Standard precautions are advised when coming in to contact with someone for the purpose of providing routine care and/or assistance (for example, the use of gloves for nappy-changing, toileting, feeding).

Standard precautions as per the Infectious Disease policy and related policies should be adopted when providing first aid. For example, use gloves and apron when dealing with blood or body fluids/substances.

Always wash hands with soap and water or use a hand sanitiser before and after performing routine care or first aid.

Management of an unwell student or staff member

It's important that any staff member or student who becomes unwell while at school gets tested and returns home. While it is unlikely that a staff member or student who is unwell with flu-like symptoms will have coronavirus (COVID-19) there are some sensible steps schools can take while a student awaits collection by a parent or carer as a precaution.

Staff and students experiencing compatible symptoms with coronavirus (COVID-19), such as fever, cough or sore throat, should be isolated in an appropriate space with suitable supervision and students should be collected by a parent/carer as soon as possible. Urgent medical attention should be sought where indicated. It is not suitable for an unwell student to travel home unsupervised.

Where staff or students are experiencing compatible symptoms with coronavirus (COVID-19), the important actions to follow include hand hygiene, physical distance and putting on a surgical mask (both staff and student where appropriate). Read the guidance for the use of Personal Protective Equipment in education.

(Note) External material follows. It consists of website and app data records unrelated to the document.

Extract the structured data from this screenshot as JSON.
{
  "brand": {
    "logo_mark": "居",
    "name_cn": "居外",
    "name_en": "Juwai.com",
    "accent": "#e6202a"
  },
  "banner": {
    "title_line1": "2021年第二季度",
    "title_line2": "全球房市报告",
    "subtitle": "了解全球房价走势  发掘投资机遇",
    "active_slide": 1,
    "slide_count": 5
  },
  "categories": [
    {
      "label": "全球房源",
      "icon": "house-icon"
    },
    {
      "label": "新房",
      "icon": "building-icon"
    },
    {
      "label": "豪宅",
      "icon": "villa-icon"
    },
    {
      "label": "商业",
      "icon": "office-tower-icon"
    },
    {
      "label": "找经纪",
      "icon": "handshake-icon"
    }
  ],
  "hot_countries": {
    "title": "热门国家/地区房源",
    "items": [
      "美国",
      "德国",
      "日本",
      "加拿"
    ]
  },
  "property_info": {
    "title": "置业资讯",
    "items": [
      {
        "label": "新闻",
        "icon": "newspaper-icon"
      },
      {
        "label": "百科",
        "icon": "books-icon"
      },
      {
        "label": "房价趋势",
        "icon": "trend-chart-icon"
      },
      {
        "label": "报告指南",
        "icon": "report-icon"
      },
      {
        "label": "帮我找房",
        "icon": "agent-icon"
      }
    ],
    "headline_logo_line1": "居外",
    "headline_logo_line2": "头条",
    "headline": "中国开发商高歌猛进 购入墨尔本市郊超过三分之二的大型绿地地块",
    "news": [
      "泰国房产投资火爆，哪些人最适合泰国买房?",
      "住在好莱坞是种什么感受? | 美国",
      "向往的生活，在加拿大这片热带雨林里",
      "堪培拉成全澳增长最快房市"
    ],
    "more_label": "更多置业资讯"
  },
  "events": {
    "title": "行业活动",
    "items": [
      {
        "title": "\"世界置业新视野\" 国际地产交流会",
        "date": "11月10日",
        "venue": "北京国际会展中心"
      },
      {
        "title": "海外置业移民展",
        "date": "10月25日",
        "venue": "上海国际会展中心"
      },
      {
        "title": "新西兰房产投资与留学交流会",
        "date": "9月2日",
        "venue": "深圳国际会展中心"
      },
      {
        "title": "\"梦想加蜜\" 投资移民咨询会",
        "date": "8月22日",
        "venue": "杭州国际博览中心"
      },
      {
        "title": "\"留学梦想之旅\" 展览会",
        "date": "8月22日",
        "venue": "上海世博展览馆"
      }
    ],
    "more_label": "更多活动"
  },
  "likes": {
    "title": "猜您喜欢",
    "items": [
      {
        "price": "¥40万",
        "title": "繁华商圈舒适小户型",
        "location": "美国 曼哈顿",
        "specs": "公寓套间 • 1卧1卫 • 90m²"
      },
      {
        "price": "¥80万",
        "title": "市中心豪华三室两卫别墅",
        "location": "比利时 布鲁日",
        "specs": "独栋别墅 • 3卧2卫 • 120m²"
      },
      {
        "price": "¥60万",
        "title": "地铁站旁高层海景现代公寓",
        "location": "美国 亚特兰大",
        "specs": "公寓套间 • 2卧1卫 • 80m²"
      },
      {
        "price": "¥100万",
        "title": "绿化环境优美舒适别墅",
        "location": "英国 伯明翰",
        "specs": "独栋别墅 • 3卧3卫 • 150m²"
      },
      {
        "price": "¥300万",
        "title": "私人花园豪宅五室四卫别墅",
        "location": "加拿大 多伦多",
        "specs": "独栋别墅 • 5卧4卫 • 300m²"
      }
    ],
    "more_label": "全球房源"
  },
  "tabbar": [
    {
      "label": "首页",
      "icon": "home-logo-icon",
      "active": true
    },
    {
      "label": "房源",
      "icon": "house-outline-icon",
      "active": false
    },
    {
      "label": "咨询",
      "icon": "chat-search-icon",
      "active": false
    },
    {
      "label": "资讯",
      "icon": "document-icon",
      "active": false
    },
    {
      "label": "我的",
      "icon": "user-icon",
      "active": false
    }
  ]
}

In the context of schools supporting students with complex health needs, if the care of an unwell child or young person is to be prolonged (for example, because it will take some hours for a parent to collect a child) and maintaining distance is not practical when providing  supervision or direct care; surgical mask, gloves, gown and eye protection are recommended to be worn by the staff member.

Face masks should not be used in situations where an individual is unable to safely or practically tolerate a mask (for example, a child with complex medical needs including existing respiratory needs. Children who are two years or younger must not wear face coverings as they are a choking and suffocation risk).

Health care plans, where relevant, should be updated to provide additional advice on monitoring and identification of the unwell child in the context of coronavirus (COVID-19).

If a staff member is unsure whether a student is unwell it is advisable in the first instance to contact the parent/carer to discuss any concerns about the health status of the student, and taking a precautionary approach, request the parent/carer to collect their child if concerns remain.

Staff or students experiencing compatible symptoms with coronavirus (COVID-19) should be encouraged to seek the advice of their healthcare professional who can advise on next steps. Where staff or students have been tested, they must isolate until they receive they test result. Staff and students are generally not required to present a medical certificate stating they are fit to return to an education setting after a period of illness, however staff and students should not return until symptoms resolve. Staff continue to be required to present a medical certificate in accordance with personal leave policy for periods of absence on personal leave.

Follow cleaning guidance according to the situation of the case. If a student spreads droplets (for example by sneezing, coughing or vomiting), clean surfaces immediately with disinfectant wipes while wearing gloves.

Managing a suspected or confirmed case of coronavirus (COVID-19)

The Department has comprehensive procedures in place with DHHS to manage suspected or confirmed cases of coronavirus (COVID-19) in schools.

Contact us by making an IRIS incident alert if a student or staff member is a confirmed case. You do not need to take further action, until directed to do so.

We will notify WorkSafe on behalf of the affected school.

WorkSafe may be in contact with the affected school to ensure the school is following the health and safety guidance outlined in this document, and has implemented their COVID-19 Safety Management Plan.

Contact the OHS Advisory Service (1300 074 715) for support in managing occupational health and safety matters.